Problem description = Filter the entries beneath this task, copying only the lines that hold the word "icon".

The data =
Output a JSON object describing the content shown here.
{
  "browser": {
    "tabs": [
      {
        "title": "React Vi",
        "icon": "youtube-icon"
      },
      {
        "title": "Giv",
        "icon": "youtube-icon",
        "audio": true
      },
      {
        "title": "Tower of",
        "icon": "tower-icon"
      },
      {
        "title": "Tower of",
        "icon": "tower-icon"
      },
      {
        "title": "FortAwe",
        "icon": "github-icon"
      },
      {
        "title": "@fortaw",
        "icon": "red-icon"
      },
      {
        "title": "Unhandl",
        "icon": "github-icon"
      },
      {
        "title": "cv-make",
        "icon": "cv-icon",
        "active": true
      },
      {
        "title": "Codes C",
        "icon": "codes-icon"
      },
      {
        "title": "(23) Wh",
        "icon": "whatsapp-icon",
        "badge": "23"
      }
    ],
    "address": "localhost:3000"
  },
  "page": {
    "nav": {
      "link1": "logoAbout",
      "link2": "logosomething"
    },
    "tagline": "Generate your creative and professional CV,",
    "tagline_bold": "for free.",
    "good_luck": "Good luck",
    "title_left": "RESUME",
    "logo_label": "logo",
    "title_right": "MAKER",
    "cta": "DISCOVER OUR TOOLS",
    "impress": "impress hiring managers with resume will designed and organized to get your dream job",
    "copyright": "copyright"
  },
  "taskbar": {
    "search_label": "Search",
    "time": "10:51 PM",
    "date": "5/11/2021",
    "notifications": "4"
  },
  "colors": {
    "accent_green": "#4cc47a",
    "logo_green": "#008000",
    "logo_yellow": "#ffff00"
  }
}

Answer =
        "icon": "youtube-icon"
        "icon": "youtube-icon",
        "icon": "tower-icon"
        "icon": "tower-icon"
        "icon": "github-icon"
        "icon": "red-icon"
        "icon": "github-icon"
        "icon": "cv-icon",
        "icon": "codes-icon"
        "icon": "whatsapp-icon",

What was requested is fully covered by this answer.